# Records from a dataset
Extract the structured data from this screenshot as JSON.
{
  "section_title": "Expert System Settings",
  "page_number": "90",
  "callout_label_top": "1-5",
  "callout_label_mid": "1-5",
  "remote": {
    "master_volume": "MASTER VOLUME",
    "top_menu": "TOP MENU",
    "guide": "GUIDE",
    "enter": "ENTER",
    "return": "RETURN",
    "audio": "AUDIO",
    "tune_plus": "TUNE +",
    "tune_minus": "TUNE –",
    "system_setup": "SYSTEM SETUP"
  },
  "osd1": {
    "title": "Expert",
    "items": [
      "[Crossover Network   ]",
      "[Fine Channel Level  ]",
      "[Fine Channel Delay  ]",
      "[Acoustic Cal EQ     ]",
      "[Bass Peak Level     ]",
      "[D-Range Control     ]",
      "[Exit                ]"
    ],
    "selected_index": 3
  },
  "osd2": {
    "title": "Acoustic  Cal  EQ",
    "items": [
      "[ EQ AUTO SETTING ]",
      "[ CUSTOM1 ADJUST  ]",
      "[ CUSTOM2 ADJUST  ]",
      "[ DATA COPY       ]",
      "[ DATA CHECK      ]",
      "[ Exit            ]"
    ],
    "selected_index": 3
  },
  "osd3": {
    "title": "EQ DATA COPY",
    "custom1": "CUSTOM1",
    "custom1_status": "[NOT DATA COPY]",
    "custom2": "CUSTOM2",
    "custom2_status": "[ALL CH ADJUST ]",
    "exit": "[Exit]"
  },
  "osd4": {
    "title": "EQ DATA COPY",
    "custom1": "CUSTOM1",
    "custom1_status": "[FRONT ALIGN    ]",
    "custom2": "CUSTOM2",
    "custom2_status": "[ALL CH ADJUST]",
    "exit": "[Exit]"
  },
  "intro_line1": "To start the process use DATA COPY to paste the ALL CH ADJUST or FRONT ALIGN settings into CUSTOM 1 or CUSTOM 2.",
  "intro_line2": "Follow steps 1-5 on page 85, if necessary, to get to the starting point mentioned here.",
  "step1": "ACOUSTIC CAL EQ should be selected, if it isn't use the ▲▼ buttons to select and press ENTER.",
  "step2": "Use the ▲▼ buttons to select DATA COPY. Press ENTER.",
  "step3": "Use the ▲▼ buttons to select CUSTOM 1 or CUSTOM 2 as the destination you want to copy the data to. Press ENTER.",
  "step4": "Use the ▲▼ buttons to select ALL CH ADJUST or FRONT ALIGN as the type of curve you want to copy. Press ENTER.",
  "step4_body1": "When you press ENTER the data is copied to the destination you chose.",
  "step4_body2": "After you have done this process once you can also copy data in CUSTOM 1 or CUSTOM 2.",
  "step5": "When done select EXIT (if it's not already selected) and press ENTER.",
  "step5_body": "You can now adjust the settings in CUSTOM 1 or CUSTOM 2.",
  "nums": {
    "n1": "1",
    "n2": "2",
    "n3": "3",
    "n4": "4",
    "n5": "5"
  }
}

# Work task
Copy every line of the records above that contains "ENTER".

# Answer section
    "enter": "ENTER",
  "step1": "ACOUSTIC CAL EQ should be selected, if it isn't use the ▲▼ buttons to select and press ENTER.",
  "step2": "Use the ▲▼ buttons to select DATA COPY. Press ENTER.",
  "step3": "Use the ▲▼ buttons to select CUSTOM 1 or CUSTOM 2 as the destination you want to copy the data to. Press ENTER.",
  "step4": "Use the ▲▼ buttons to select ALL CH ADJUST or FRONT ALIGN as the type of curve you want to copy. Press ENTER.",
  "step4_body1": "When you press ENTER the data is copied to the destination you chose.",
  "step5": "When done select EXIT (if it's not already selected) and press ENTER.",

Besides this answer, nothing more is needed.